And in what was the foolishness and the blindness of the Scribes and Pharisees displayed, so justly calling down the denunciations and "woes" of the Son of God? They made far greater account of their poor puny offerings than they did of the sanctity and claims of the altar upon which their offerings were laid. The Jewish altar, after being subjected to various symbolical cleansings, the offering of a bullock upon it by way of atonement, etc. seven days in succession, was anointed and sanctified, and was ordained to be ever after "an altar most holy." "Whatsoever toucheth the altar shall be holy." This altar was now the Lord's altar in such a peculiar sense, that whatsoever touched the altar became holy by virtue of the touch. From the moment the gift touched the altar, it became virtually the Lord's property. These Scribes and Pharisees were comparatively unmindful of the great sanctity of the altar, thinking much more of the gifts which they brought to the altar than they did of the altar and its claims. The claims of God for the altar had been clearly described, which were to be the choicest of the kinds designated. When that which was blemished was offered in sacrifice to God -- the lame, torn, sick, or blind -- it was an abomination to Him, and, however earnest or tearful in importunity the offerer might be, his offering was not regarded, and those that attempted to present such were charged with the awful, sacrilegious act of polluting God's altar! But these Scribes and Pharisees were not here rebuked for sinning after this similitude. It was because they lightly regarded the sanctity of the altar upon which their offerings were laid, and said, "Whosoever shall swear by the altar, it is nothing; but whosoever sweareth by the gift that is upon the altar, he is guilty;" as though the gifts they brought to the altar were a matter of greater consideration than the altar upon which their gifts were laid, which God had ordained to be an altar most holy.


Do you regard the gift as greater than the altar?

Do you set a lighter estimate upon the altar than upon the gifts which you bring to the altar? Thousands sin after this similitude, and bring such woes upon themselves as those pronounced upon the Scribes and Pharisees. Christ, who has redeemed you wholly unto Himself, now has, and ever has had, an all-commanding claim upon all your ransomed powers. Body, soul, time, talents, influence, and reputation, already belong to Him. Have you rendered all up to Him? or are there points of reservation in relation to one or all of these gifts, with which God has intrusted you? God has given you that body which now enshrines your spirit. Do you think more about that gift than the claims which Christ has upon it? Have you said in your heart, "How can I give up my body as a whole burnt sacrifice, to be so laid upon God's altar as to preclude my ever again regarding it as at my own disposal?" or have you said, in relation to other gifts -- your time, reputation, or talents -- "How can I devote my every gift so exclusively to holy service?" To the degree you have been shrinking from the surrender of these gifts, and thinking more about them than about the altar upon which they ought long since to have been sacrificed, to that degree you have been sinning after the same similitude as the scribes and Pharisees. And yet more surely will you bring down the displeasure of God than they did; for the altar to which you come is infinitely holy, and its demands on all your redeemed powers are infinite.

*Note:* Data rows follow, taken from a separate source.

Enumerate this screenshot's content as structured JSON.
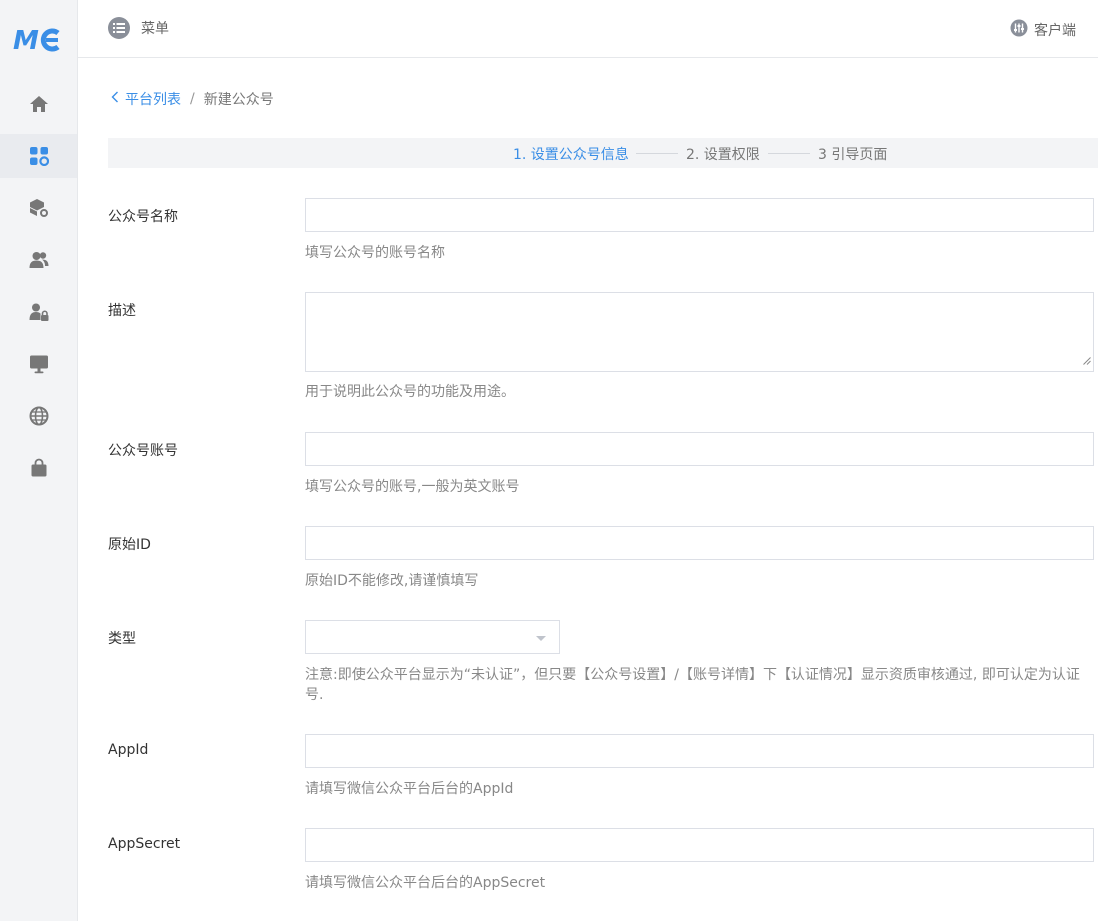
{
  "brand": {
    "logo_text": "MC",
    "accent": "#3a8ee6"
  },
  "sidebar": {
    "items": [
      {
        "icon": "home-icon",
        "active": false
      },
      {
        "icon": "apps-settings-icon",
        "active": true
      },
      {
        "icon": "box-settings-icon",
        "active": false
      },
      {
        "icon": "users-icon",
        "active": false
      },
      {
        "icon": "user-lock-icon",
        "active": false
      },
      {
        "icon": "monitor-icon",
        "active": false
      },
      {
        "icon": "globe-icon",
        "active": false
      },
      {
        "icon": "shopping-bag-icon",
        "active": false
      }
    ]
  },
  "header": {
    "menu_label": "菜单",
    "client_label": "客户端"
  },
  "breadcrumb": {
    "back_label": "平台列表",
    "separator": "/",
    "current": "新建公众号"
  },
  "steps": [
    {
      "label": "1. 设置公众号信息",
      "active": true
    },
    {
      "label": "2. 设置权限",
      "active": false
    },
    {
      "label": "3 引导页面",
      "active": false
    }
  ],
  "form": {
    "name": {
      "label": "公众号名称",
      "value": "",
      "help": "填写公众号的账号名称"
    },
    "description": {
      "label": "描述",
      "value": "",
      "help": "用于说明此公众号的功能及用途。"
    },
    "account": {
      "label": "公众号账号",
      "value": "",
      "help": "填写公众号的账号,一般为英文账号"
    },
    "original_id": {
      "label": "原始ID",
      "value": "",
      "help": "原始ID不能修改,请谨慎填写"
    },
    "type": {
      "label": "类型",
      "value": "",
      "help": "注意:即使公众平台显示为“未认证”，但只要【公众号设置】/【账号详情】下【认证情况】显示资质审核通过, 即可认定为认证号."
    },
    "app_id": {
      "label": "AppId",
      "value": "",
      "help": "请填写微信公众平台后台的AppId"
    },
    "app_secret": {
      "label": "AppSecret",
      "value": "",
      "help": "请填写微信公众平台后台的AppSecret"
    }
  }
}
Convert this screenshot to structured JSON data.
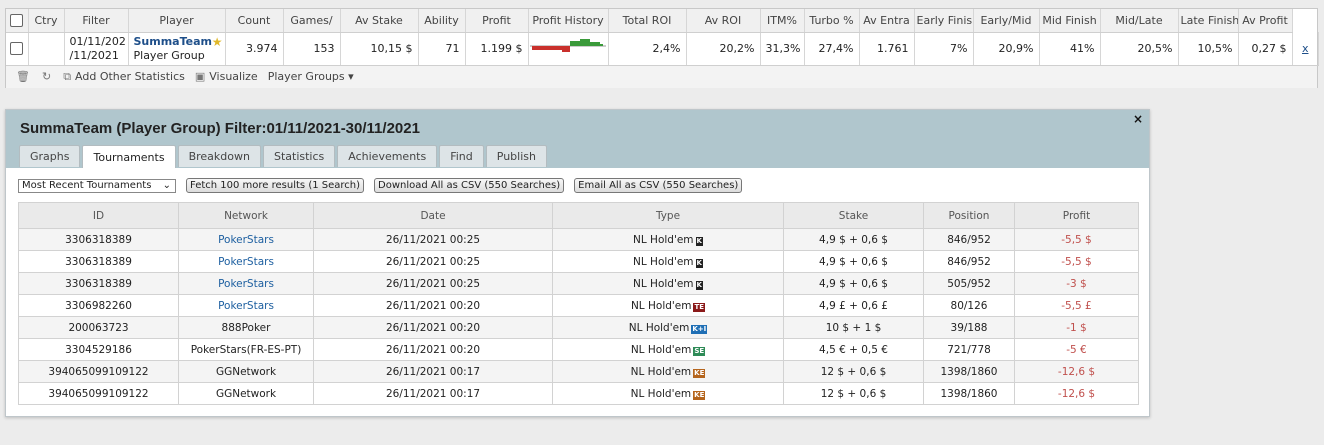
{
  "stats": {
    "headers": [
      "Ctry",
      "Filter",
      "Player",
      "Count",
      "Games/",
      "Av Stake",
      "Ability",
      "Profit",
      "Profit History",
      "Total ROI",
      "Av ROI",
      "ITM%",
      "Turbo %",
      "Av Entra",
      "Early Finis",
      "Early/Mid",
      "Mid Finish",
      "Mid/Late",
      "Late Finishes",
      "Av Profit"
    ],
    "row": {
      "filter_line1": "01/11/202",
      "filter_line2": "/11/2021",
      "player_name": "SummaTeam",
      "player_type": "Player Group",
      "count": "3.974",
      "games": "153",
      "av_stake": "10,15 $",
      "ability": "71",
      "profit": "1.199 $",
      "total_roi": "2,4%",
      "av_roi": "20,2%",
      "itm": "31,3%",
      "turbo": "27,4%",
      "av_entrants": "1.761",
      "early_finishes": "7%",
      "early_mid": "20,9%",
      "mid_finish": "41%",
      "mid_late": "20,5%",
      "late_finishes": "10,5%",
      "av_profit": "0,27 $",
      "remove": "x"
    },
    "toolbar": {
      "add_stats": "Add Other Statistics",
      "visualize": "Visualize",
      "player_groups": "Player Groups"
    }
  },
  "panel": {
    "title": "SummaTeam (Player Group) Filter:01/11/2021-30/11/2021",
    "tabs": [
      "Graphs",
      "Tournaments",
      "Breakdown",
      "Statistics",
      "Achievements",
      "Find",
      "Publish"
    ],
    "active_tab": "Tournaments",
    "select_value": "Most Recent Tournaments",
    "buttons": {
      "fetch": "Fetch 100 more results (1 Search)",
      "download": "Download All as CSV (550 Searches)",
      "email": "Email All as CSV (550 Searches)"
    },
    "columns": [
      "ID",
      "Network",
      "Date",
      "Type",
      "Stake",
      "Position",
      "Profit"
    ],
    "rows": [
      {
        "id": "3306318389",
        "network": "PokerStars",
        "date": "26/11/2021 00:25",
        "type": "NL Hold'em",
        "badge": "K",
        "stake": "4,9 $ + 0,6 $",
        "position": "846/952",
        "profit": "-5,5 $"
      },
      {
        "id": "3306318389",
        "network": "PokerStars",
        "date": "26/11/2021 00:25",
        "type": "NL Hold'em",
        "badge": "K",
        "stake": "4,9 $ + 0,6 $",
        "position": "846/952",
        "profit": "-5,5 $"
      },
      {
        "id": "3306318389",
        "network": "PokerStars",
        "date": "26/11/2021 00:25",
        "type": "NL Hold'em",
        "badge": "K",
        "stake": "4,9 $ + 0,6 $",
        "position": "505/952",
        "profit": "-3 $"
      },
      {
        "id": "3306982260",
        "network": "PokerStars",
        "date": "26/11/2021 00:20",
        "type": "NL Hold'em",
        "badge": "TE",
        "stake": "4,9 £ + 0,6 £",
        "position": "80/126",
        "profit": "-5,5 £"
      },
      {
        "id": "200063723",
        "network": "888Poker",
        "date": "26/11/2021 00:20",
        "type": "NL Hold'em",
        "badge": "K+I",
        "stake": "10 $ + 1 $",
        "position": "39/188",
        "profit": "-1 $"
      },
      {
        "id": "3304529186",
        "network": "PokerStars(FR-ES-PT)",
        "date": "26/11/2021 00:20",
        "type": "NL Hold'em",
        "badge": "SE",
        "stake": "4,5 € + 0,5 €",
        "position": "721/778",
        "profit": "-5 €"
      },
      {
        "id": "394065099109122",
        "network": "GGNetwork",
        "date": "26/11/2021 00:17",
        "type": "NL Hold'em",
        "badge": "KE",
        "stake": "12 $ + 0,6 $",
        "position": "1398/1860",
        "profit": "-12,6 $"
      },
      {
        "id": "394065099109122",
        "network": "GGNetwork",
        "date": "26/11/2021 00:17",
        "type": "NL Hold'em",
        "badge": "KE",
        "stake": "12 $ + 0,6 $",
        "position": "1398/1860",
        "profit": "-12,6 $"
      }
    ],
    "close": "×"
  },
  "colors": {
    "panel_header": "#b0c6cd",
    "link": "#1d5fa0",
    "negative": "#c0504d"
  }
}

"Thou God that answerest by fire,
On Thee in Jesus' name we call;
Fulfill our faithful heart's desire,
And let on us Thy Spirit fall.

"Bound on the altar of Thy cross,
Our old offending nature lies;
Now, for the honour of Thy cause,
Come, and consume the sacrifice!

"The power and life of sin destroy!
The Lord, The God approve!
And fill our hearts with holy Joy,
And fervent zeal, and perfect love.

"Oh, that the fire from heaven might fall,
Our sins its ready victims find,
Seize on our sins, and burn up all,
Nor leave the least remains behind!

"Then shall our prostrate souls adore,
The Lord, He is the God, confess:
He is the God of saving power!
He is the God of hallowing grace!"